Reflection Creates Lasting Lessons

Pick_Postcard_Kit_Reflection_PostcardsModern-day, brain research validates John Dewey’s (1933) belief that reflection helps learners find relevancy and meaning and make connections between their educational experiences and real life situations. Reflective practice plays an important role in the development and strengthening of neuronal pathways to enhance retention and the ability to recall and apply lessons (Willis, 2014). Our brains seek patterns and meaning. Reflection helps our brains make meaning

from experiences and match new information to memories, creating more extensive neural pathways. Connections made between new and old information become long-term memory. Intrinsic motivation is increased when learners can see their progression throughout learning experiences, receive regular feedback, and think about what they did well and what needs improvement (Willis). A recent study released by Researchers from Harvard Business School, HEC Paris, and UNC found individuals in the workplace did subsequently better in future
tasks when they were given time to reflect on their performance (Di Stefano, Gino, Pisano, & Staats, 2014).

Metaphors and symbols used in conversation and reflection stimulate multiple areas of the brain involved in other senses (Lacey, Stilla, & Sathian, 2012), making them effective tools for promoting multiple pathways to learning.
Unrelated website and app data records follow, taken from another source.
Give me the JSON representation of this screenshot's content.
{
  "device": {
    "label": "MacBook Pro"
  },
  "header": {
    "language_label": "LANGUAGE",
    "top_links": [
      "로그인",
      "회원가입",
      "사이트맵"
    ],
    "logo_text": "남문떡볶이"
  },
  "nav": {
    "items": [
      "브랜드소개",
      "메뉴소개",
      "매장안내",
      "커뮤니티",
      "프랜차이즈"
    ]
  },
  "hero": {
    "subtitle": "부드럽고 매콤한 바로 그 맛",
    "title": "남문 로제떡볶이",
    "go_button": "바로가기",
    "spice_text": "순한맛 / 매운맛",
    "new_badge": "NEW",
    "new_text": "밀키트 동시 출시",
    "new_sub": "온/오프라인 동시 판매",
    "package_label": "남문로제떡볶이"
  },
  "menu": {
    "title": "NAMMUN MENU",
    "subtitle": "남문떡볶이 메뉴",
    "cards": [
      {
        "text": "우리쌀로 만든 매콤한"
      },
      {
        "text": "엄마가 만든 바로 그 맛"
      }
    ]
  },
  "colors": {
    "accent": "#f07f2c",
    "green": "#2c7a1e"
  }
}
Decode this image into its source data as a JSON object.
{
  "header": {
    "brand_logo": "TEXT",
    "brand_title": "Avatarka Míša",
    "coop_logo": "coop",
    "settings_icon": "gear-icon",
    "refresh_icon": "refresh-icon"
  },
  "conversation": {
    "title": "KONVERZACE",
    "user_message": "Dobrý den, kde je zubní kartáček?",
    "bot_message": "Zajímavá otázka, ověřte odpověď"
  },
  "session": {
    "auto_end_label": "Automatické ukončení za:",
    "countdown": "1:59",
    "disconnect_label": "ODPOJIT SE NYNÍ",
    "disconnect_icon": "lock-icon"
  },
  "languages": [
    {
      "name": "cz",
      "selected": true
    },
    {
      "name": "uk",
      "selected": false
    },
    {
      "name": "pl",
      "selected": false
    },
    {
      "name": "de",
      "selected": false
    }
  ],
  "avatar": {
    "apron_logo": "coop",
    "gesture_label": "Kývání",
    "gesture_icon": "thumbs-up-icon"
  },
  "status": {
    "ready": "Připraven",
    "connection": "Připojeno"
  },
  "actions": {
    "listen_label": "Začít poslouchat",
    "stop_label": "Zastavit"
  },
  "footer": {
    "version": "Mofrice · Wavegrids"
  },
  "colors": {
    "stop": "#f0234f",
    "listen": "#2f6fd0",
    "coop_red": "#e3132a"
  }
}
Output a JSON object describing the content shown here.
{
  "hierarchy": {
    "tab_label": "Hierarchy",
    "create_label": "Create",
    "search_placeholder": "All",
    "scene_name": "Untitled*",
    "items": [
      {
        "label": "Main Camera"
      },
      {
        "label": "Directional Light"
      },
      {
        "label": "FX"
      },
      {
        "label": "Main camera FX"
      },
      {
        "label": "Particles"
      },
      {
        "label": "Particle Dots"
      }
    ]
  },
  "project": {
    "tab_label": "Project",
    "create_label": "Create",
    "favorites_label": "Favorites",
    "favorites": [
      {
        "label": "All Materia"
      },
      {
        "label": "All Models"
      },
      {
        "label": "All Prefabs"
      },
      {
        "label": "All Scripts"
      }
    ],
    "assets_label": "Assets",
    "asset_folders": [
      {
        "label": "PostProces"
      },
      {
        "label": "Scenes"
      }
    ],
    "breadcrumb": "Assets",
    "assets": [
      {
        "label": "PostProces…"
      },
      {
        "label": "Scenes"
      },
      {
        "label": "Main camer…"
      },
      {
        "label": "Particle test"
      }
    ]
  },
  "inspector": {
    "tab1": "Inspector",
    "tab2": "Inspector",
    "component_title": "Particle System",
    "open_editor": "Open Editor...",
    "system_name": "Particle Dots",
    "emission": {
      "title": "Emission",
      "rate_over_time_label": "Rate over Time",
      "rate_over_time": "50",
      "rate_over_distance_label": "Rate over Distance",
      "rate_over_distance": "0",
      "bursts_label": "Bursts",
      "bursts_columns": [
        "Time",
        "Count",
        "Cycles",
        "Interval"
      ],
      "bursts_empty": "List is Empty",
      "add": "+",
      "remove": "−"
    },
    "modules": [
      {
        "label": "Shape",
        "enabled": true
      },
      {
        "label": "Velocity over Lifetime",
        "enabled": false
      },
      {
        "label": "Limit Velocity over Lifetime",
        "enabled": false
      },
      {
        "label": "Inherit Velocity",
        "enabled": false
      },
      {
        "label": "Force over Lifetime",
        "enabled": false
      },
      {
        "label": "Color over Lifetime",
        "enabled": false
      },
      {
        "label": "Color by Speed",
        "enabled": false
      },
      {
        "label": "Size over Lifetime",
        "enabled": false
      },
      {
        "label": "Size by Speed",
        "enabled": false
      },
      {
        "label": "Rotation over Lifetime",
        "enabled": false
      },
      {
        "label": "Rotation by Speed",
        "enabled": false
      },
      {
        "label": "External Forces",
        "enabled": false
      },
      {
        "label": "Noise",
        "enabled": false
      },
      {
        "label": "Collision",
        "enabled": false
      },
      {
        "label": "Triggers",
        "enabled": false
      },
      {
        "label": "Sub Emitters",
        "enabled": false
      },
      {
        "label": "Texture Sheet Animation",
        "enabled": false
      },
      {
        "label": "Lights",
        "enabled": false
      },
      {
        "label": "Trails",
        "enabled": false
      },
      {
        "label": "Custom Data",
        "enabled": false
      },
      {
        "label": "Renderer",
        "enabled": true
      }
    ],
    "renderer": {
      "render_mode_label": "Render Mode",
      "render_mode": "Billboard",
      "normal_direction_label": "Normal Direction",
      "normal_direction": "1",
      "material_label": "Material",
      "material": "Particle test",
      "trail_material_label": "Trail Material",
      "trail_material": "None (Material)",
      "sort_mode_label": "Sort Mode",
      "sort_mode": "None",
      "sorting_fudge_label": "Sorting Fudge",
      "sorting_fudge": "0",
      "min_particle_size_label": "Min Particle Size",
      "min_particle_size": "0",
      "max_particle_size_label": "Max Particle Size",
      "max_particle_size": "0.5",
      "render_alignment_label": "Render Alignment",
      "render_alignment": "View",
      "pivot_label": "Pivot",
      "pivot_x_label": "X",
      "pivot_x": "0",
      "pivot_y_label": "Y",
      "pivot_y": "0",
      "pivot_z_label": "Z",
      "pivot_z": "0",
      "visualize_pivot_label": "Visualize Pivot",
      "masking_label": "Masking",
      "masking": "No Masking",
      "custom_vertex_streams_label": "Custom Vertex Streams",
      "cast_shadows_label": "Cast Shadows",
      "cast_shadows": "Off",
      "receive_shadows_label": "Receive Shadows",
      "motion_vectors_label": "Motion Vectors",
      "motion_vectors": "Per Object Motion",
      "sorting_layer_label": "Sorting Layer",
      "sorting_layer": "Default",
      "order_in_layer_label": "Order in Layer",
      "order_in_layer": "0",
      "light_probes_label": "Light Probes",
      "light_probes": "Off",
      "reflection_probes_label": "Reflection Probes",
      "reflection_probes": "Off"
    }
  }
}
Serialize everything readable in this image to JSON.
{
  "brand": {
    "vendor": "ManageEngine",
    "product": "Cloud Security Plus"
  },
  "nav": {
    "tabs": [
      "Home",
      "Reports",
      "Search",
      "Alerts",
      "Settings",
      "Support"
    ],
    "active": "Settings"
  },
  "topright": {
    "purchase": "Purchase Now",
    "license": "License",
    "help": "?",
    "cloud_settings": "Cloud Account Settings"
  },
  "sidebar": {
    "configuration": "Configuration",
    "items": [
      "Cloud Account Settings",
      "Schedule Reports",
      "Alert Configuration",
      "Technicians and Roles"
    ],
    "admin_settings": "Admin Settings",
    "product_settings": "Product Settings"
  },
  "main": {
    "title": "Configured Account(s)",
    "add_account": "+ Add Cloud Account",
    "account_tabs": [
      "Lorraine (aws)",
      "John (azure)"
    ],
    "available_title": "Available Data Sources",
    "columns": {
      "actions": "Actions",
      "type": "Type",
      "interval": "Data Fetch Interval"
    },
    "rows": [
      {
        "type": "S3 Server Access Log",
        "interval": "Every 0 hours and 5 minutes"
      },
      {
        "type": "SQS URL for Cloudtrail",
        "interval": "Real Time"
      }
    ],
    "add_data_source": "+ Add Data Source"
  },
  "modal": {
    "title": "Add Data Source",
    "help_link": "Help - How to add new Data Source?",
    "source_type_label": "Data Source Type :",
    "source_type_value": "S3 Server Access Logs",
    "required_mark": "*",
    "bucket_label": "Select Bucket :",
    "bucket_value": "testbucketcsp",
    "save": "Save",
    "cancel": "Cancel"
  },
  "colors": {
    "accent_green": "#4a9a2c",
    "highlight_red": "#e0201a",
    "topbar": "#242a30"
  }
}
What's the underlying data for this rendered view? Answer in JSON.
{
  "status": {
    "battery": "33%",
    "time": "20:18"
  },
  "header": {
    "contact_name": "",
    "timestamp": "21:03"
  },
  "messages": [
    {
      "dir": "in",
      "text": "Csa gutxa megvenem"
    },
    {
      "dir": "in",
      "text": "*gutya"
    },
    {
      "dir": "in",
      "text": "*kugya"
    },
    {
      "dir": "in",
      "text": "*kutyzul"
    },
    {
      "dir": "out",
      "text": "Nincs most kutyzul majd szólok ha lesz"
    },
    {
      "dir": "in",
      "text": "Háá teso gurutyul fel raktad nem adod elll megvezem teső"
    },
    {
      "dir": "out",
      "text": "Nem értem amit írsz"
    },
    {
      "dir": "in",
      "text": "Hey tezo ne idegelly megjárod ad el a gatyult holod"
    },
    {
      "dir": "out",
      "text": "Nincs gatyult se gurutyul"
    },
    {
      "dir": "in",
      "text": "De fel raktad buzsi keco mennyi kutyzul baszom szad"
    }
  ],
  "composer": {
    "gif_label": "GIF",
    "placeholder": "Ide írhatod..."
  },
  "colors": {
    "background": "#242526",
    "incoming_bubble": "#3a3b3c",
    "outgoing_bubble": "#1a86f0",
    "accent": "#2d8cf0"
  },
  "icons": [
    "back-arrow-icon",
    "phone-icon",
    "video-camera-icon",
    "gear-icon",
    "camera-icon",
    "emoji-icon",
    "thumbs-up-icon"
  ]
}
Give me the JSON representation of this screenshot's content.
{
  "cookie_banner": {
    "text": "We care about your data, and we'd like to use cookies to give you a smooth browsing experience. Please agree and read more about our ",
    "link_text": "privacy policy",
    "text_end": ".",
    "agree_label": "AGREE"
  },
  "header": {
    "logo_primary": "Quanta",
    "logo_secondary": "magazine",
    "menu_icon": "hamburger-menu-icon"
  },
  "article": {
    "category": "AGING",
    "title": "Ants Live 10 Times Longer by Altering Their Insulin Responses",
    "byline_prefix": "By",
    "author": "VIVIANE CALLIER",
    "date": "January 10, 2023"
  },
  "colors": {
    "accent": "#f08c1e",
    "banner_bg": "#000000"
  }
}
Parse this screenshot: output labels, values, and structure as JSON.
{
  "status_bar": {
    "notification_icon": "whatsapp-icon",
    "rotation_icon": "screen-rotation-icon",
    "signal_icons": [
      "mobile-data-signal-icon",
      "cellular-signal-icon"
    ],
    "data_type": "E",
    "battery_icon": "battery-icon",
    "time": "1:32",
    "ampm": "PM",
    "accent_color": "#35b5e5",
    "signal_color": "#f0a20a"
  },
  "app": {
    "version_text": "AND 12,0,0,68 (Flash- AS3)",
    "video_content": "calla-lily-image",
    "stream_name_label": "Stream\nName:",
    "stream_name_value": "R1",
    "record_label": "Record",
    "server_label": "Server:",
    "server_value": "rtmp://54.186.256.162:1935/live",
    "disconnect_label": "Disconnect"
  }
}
Chapter seven of Tips & Tools for the Art of Experiential Group Facilitation explores using metaphoric methods to enhance learning and offers a variety offers techniques to facilitate meaning-making and reflection.

–From Stanchfield, Jennifer. (2016). Tips & Tools for the Art of Group Facilitation 2nd Ed. OKC, OK: Wood N Barnes Publishing


McDermott, J. (1981) The Philosophy of John Dewey. Chicago: University of Chicago Press.

Medina, John. (2014). Brain Rules: 12 Principles for Surviving and Thriving at Work, Home and School 2nd Ed. Seattle, WA: Pear Press.

Stanchfield, Jennifer. (2014). Inspired Educator, Inspired Learner: Experiential Brain Activities and Strategies Engage, Motivate, Build Community and Create Lasting Lessons OKC, OK: Wood N Barnes Publishing

Willis, J. (2013). Unlocking student-directed learning and concept acquisition. Lecture conducted at The Learning & the Brain Conference: Engaging 21st Century Minds. Boston, MA.

Wang, Sam & Aamodt, Sandra. (2011). Welcome to Your Child’s Brain. Bloomsbury Publishing.